Naruse is certified as a free climbing instructor by the Japan Mountain Guides Association. As an instructor, I try to teach people how to climb alone, but at the same time, I try to teach them how to approach and think about climbing. If the number of climbers increases without this, the rocks will become a mess. This rock is the only one in the world. It is important to take care of the local rocks so that we can all continue to enjoy them.

Although there are more and more bouldering gyms in the city nowadays, it is perfectly fine to start climbing on natural rocks if you have never been to a man-made gym before. However, artificial walls are effective for practicing climbing moves, and you will improve much faster if you go to them.

This was my first attempt at climbing. Unfortunately, I didn’t make it to the top, but it was fun! I can see why people get addicted to it.

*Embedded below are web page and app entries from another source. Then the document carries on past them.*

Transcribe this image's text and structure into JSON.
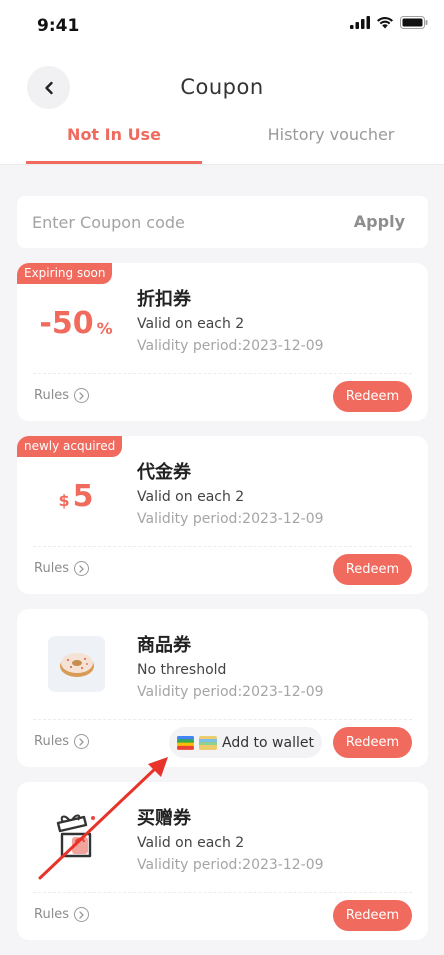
{
  "status_bar": {
    "time": "9:41"
  },
  "header": {
    "title": "Coupon"
  },
  "tabs": [
    {
      "label": "Not In Use"
    },
    {
      "label": "History voucher"
    }
  ],
  "code_entry": {
    "placeholder": "Enter Coupon code",
    "apply_label": "Apply"
  },
  "coupons": [
    {
      "badge": "Expiring soon",
      "value": "-50",
      "value_unit": "%",
      "title": "折扣券",
      "description": "Valid on each 2",
      "validity": "Validity period:2023-12-09",
      "rules_label": "Rules",
      "redeem_label": "Redeem"
    },
    {
      "badge": "newly acquired",
      "value_prefix": "$",
      "value": "5",
      "title": "代金券",
      "description": "Valid on each 2",
      "validity": "Validity period:2023-12-09",
      "rules_label": "Rules",
      "redeem_label": "Redeem"
    },
    {
      "title": "商品券",
      "description": "No threshold",
      "validity": "Validity period:2023-12-09",
      "rules_label": "Rules",
      "redeem_label": "Redeem",
      "wallet_label": "Add to wallet",
      "image_icon": "donut-icon"
    },
    {
      "title": "买赠券",
      "description": "Valid on each 2",
      "validity": "Validity period:2023-12-09",
      "rules_label": "Rules",
      "redeem_label": "Redeem",
      "image_icon": "gift-box-icon"
    }
  ],
  "colors": {
    "accent": "#f06a5e",
    "background": "#f5f5f7",
    "annotation_arrow": "#e8332a"
  }
}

I also had the opportunity to try rock climbing for the first time in my life at Horui-iwa, and I felt that it’s not impossible to challenge yourself if you have a reliable instructor and friends to go with you. Of course, ropes, harnesses, and helmets are a must, and it goes without saying that you must be safety conscious.

The participants climbed easily to the top of the route. I want to climb like this someday.

“There are various grades of routes, so you can enjoy this sport for the rest of your life if you do it according to your level and age. For example, there are a lot of people who start when they are middle-aged or older.”

Climbing + Short Trip

“Like me, I recommend combining travel with climbing. Climbing is a great way to travel to places you don’t know, and it’s a pleasure to experience the local culture and delicious foods along with climbing.”

Mr. Naruse returned to his usual base in Nakatsugawa City, Gifu Prefecture, after completing the five-day school, but there are excellent climbing instructors in Kobe as well. We met up with the instructor at 6:00 a.m. and enjoyed climbing rocks from 8:30. Then went to work. I heard that there are people in Kobe who enjoy climbing like that.

As I mentioned in the text, there is nothing to be afraid of if you go with a guide after ensuring your safety, but it is still a dangerous place to go if you are just curious. In fact, there have been reports of fatal accidents due to slips and falls. Do not be a nuisance to other climbers. Please be prepared and do so at your own risk.

(Column written by Yohei Yasuda Photographed by Iku Fujita)